Posted on 13/07/2017 by David Burgess
No beds in A&E after annual patient rise
THERE are no spare beds at Colchester General Hospital’s A&E department as staff bid to cope with a summer surge in patients.
The emergency department at the Turner Road hospital, is at full capacity after the annual rise of health complaints during the summer months.
Alison Power, director of operations at Colchester Hospital University NHS Foundation Trust, said it was common to experience peaks in A&E in the summer and patients would be seen even if they could not be place in a bed immediately.
She said: “Safety is our first priority and while Colchester General Hospital has been very busy in the past fortnight, we have been managing the extra demand effectively.
“It is quite common to experience peaks in demand in the summer months and when this happens we work with our partners in health and social care locally to make sure we have the capacity to care for patients in the most appropriate place.
“When high numbers of patients come to our emergency department for treatment, they may need to wait longer than usual for a bed.
“However, they are always under the care of our expert team.”
Population growth in Colchester is also part of the reason for the hospital being stretched.
But the number of beds being taken up by patients who medically do not need to be treated – often dubbed ‘bed-blockers’ - is still high at many hospitals.
Most are waiting for a care package, either at home or to move into a care home.
Colchester General Hospital has set up a nurse-led ward to specifically look after the number of delayed discharge patients.

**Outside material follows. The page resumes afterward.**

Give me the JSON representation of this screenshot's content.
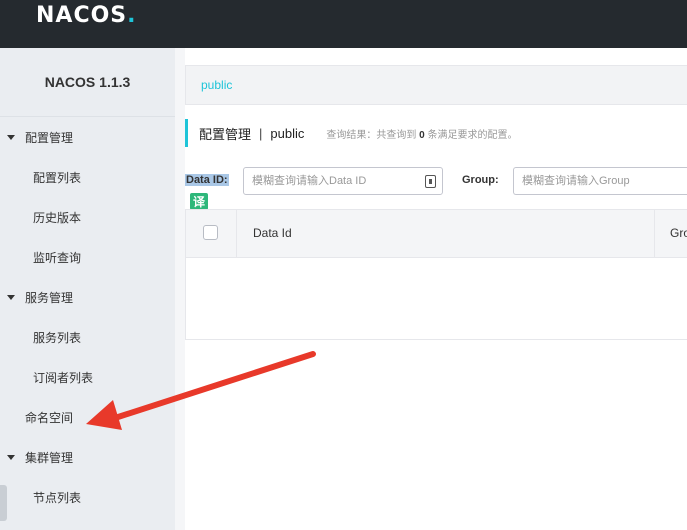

Alison said: “We have recently opened a new service, our discharge hub, to help us get patients home who are currently in our beds but do not need the care that hospitals provide.
“In addition a new unit, managed by a team of nurses, has been opened to provide appropriate care for patients who can’t get back home but are medically fit and need to start getting more active and back to their previous level of fitness.
“It is important to remind people to think carefully before they use our A&E and consider whether they can get help from other services, such as NHS 111.
“Emergency departments are for critical or life-threatening situations requiring medical attention, such as loss of consciousness, heavy blood loss, suspected broken bones, persistent chest pain, difficulty breathing, overdoses, signs of a stroke, ingestion or poisoning.”
Other hospitals in Essex including Basildon and Princess Harlow have also found themselves at full capacity.